Fast forward a year and a half. Project Starfish has trained nearly 100 blind professionals (and others with severe disabilities), in nine countries. They have worked with over 45 startup and emerging businesses in eight countries, and generated over $100,000 without taking a single donation and with people who have had no employment for decades. Seventy per cent of the members work, earn money, and have found new possibilities, new hope and a better life. Several have moved on with full time or part-time jobs.
Subhashish works 18 hours a day (including his day job), makes no money for himself from the venture (since the businesses pay the members directly), trains and mentors the members and wants to grow this to thousands globally. We ask him about his inspiration. He replies,
The answer is simple, yet difficult to understand. Our professionals who are blind or disabled inspire me every day. They have challenges everywhere; they can’t see their loved ones, or the movie their friends did, or drive a car. They can’t see the beauty of nature. They can’t see the rainbow after the storm. They can’t always take vacations and many things that most of us take for granted.
The Project Starfish team hits the ground running every day, working together, growing the organization, making a better tomorrow without ever complaining about their disability. Subhashish adds, “It would inspire and humble you too, if you could see what I do. Seeing them become leaders personally and professionally is my reward. I grow as a leader, I can grow any business and make it big if I want to. I have transformed from just a worker in society to a value-added leader.”
In short, Project Starfish has a visionary, creative business model that creates business and social impact. A readymade, skilled workforce available on demand to businesses needing its diverse services, paid by companies. Thus, a system which can sustain itself through creating new, and small jobs. This model, over time, can grow to massive proportions, bringing value to the business world, to its workforce and society as a whole. As a result, there can now be hope in the eyes of those who lost their sight, dignity and economic independence.
On a parting note, Subhashish adds,

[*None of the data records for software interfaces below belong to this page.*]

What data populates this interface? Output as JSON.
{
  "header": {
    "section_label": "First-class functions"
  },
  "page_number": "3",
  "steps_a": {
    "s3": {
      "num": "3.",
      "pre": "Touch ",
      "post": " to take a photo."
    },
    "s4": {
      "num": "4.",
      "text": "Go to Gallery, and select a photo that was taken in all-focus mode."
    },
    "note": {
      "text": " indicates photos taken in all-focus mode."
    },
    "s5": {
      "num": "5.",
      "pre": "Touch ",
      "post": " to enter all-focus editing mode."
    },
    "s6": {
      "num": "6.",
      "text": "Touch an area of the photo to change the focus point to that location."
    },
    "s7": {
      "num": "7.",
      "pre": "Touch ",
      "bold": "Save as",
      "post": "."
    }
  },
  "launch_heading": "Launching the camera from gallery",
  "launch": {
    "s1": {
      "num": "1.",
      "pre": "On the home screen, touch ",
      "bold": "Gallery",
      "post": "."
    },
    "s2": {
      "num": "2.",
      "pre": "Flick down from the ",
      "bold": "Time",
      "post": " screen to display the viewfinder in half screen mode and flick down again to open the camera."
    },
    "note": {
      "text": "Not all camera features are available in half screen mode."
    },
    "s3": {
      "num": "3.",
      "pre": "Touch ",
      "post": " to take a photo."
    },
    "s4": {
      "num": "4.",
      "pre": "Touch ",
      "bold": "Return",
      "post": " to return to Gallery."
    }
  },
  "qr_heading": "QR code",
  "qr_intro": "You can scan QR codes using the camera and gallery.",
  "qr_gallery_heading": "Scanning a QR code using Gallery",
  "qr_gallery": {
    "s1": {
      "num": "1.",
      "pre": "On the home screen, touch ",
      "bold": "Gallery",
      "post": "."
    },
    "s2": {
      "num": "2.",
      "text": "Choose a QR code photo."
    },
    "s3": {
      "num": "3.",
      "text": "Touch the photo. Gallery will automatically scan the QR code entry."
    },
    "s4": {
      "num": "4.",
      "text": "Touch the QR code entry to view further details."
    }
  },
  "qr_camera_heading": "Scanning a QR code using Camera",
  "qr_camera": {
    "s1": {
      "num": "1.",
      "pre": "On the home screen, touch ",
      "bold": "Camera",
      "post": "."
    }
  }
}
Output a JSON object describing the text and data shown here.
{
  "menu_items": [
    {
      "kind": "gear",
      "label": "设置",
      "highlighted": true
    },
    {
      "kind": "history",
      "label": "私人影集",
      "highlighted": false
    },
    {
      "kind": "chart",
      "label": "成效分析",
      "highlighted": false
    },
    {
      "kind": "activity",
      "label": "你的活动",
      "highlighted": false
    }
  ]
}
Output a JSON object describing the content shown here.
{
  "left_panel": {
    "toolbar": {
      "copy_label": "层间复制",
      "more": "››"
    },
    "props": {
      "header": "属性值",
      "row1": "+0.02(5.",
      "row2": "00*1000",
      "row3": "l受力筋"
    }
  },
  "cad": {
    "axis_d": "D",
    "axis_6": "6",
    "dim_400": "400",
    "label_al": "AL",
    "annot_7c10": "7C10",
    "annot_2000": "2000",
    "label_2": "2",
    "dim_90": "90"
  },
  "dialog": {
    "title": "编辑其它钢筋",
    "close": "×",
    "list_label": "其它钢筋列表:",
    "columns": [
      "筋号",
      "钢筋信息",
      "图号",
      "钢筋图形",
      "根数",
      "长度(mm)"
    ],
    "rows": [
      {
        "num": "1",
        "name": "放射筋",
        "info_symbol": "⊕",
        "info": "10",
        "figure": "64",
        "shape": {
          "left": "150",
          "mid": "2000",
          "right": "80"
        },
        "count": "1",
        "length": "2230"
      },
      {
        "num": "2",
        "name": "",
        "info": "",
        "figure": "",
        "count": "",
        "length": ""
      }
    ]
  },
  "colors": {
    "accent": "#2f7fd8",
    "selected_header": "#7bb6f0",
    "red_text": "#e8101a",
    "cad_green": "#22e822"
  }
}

They say, true discovery is not about finding a new product, land, or invention. True discovery is about seeing the same thing through a different perspective. I see the possibilities every day and I see a brighter tomorrow for millions.